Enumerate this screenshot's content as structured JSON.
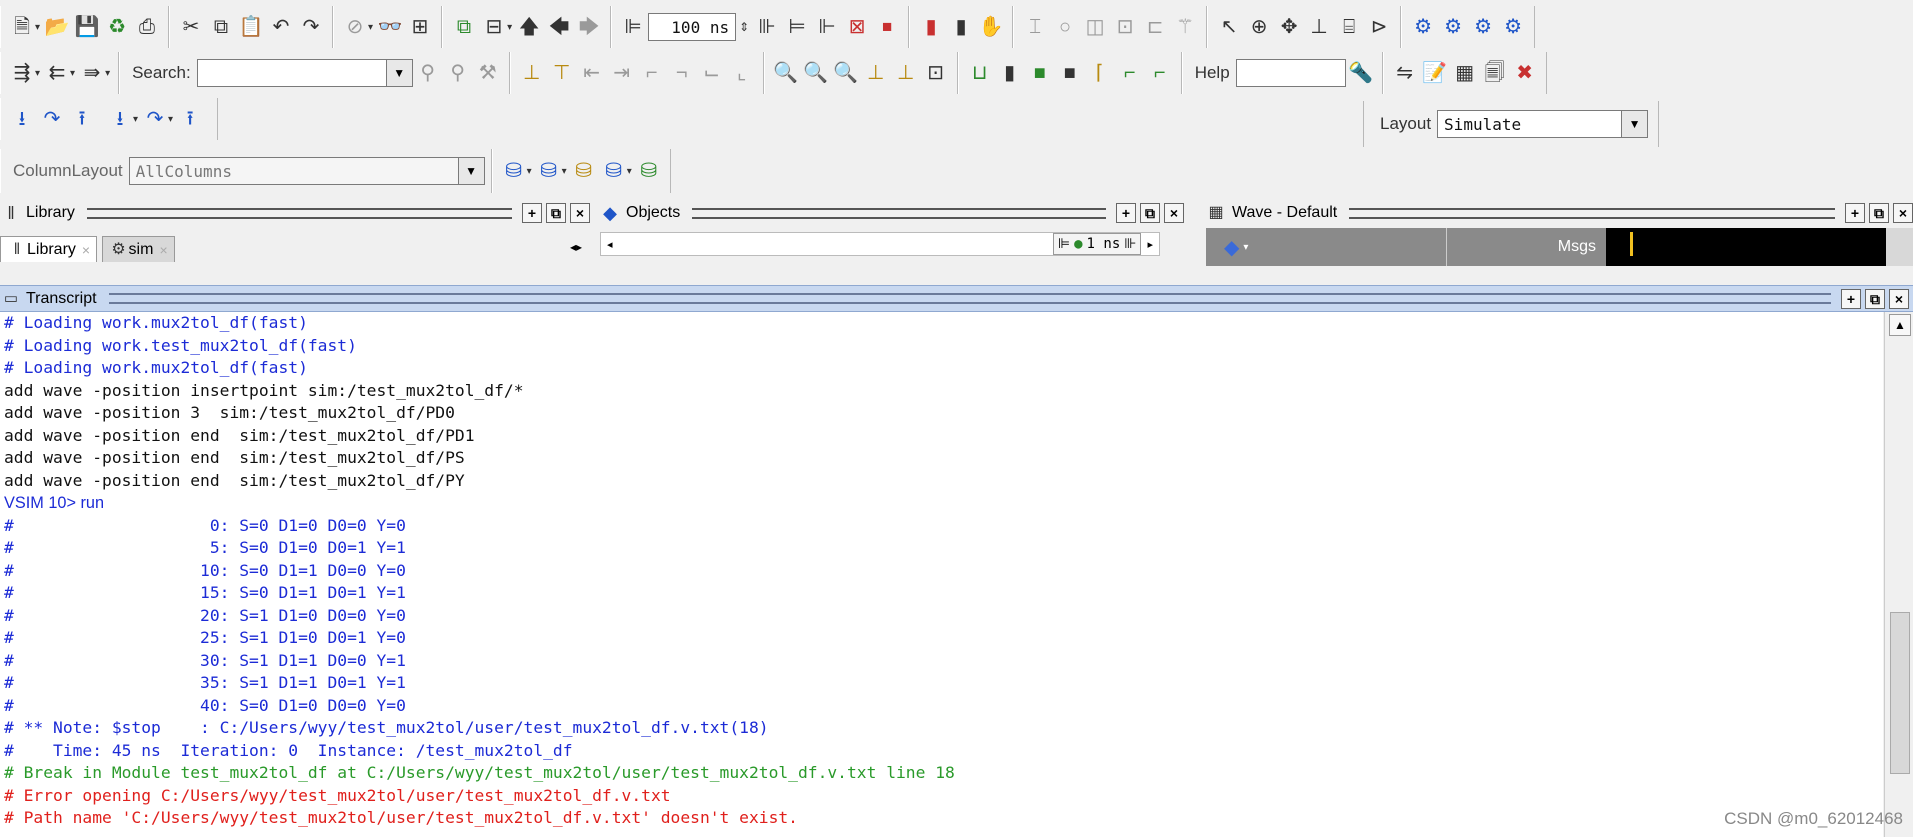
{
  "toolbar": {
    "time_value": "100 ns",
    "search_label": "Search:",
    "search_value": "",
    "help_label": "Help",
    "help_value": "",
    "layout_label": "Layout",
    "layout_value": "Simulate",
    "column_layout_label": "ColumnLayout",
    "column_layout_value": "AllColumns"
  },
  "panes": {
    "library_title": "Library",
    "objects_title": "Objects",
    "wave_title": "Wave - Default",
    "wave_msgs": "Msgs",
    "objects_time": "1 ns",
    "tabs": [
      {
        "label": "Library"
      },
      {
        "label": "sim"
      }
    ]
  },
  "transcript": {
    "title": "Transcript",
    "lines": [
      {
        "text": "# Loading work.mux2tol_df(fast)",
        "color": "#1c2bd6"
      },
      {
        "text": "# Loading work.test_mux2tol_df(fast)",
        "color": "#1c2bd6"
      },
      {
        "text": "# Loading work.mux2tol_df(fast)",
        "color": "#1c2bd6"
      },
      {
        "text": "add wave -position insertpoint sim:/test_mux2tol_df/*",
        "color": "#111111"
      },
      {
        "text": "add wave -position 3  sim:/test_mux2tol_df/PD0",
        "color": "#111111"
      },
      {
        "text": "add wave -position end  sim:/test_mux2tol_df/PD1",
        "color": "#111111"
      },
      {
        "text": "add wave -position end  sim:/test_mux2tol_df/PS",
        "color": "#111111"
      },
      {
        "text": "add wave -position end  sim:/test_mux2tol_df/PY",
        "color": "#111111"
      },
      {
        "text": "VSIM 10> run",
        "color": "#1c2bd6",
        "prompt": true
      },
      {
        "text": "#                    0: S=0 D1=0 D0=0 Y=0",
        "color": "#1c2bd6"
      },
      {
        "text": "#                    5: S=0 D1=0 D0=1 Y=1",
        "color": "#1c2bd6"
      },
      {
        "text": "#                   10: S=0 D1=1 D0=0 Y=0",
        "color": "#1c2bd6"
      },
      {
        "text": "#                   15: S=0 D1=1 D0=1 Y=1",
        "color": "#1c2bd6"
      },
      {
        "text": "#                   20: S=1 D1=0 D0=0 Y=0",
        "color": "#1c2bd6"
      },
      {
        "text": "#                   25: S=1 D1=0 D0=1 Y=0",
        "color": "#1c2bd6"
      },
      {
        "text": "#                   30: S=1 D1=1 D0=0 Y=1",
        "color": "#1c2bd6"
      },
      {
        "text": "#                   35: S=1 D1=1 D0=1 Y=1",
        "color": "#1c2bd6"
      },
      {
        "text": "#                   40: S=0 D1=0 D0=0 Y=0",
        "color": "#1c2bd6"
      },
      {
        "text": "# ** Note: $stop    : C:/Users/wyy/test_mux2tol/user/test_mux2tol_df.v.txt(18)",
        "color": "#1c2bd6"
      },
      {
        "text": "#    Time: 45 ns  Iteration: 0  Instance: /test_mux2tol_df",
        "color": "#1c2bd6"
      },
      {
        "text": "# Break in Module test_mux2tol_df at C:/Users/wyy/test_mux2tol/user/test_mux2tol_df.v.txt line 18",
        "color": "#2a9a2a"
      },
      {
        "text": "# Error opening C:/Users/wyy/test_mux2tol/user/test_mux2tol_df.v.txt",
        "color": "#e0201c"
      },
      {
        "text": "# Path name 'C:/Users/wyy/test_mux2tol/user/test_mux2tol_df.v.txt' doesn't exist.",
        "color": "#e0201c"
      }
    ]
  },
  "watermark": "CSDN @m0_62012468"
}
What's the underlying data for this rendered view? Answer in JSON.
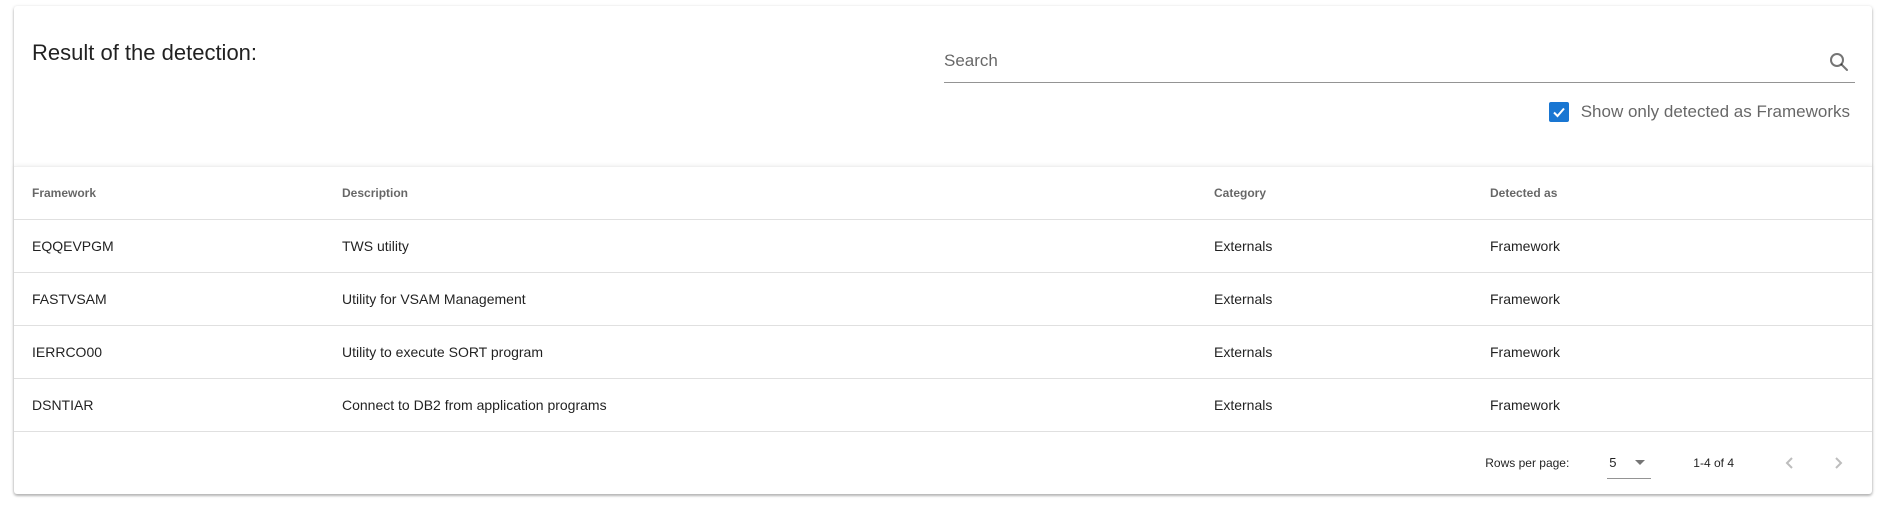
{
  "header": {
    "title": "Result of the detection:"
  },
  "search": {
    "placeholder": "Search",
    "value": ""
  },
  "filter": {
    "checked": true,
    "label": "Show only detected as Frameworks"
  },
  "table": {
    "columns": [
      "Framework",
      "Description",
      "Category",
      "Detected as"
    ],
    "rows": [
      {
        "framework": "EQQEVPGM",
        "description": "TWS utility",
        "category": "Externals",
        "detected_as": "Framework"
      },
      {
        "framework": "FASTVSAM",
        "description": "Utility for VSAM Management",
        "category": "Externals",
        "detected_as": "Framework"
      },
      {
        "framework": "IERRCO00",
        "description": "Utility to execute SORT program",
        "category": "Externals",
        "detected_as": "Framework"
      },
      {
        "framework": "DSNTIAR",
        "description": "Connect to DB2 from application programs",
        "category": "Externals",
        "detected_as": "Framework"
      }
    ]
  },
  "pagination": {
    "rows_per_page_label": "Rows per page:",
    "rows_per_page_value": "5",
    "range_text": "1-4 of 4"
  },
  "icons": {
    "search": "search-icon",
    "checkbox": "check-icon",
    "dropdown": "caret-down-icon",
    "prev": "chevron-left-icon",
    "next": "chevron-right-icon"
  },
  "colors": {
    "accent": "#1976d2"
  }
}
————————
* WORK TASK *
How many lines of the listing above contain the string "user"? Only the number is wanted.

* ANSWER SECTION *
4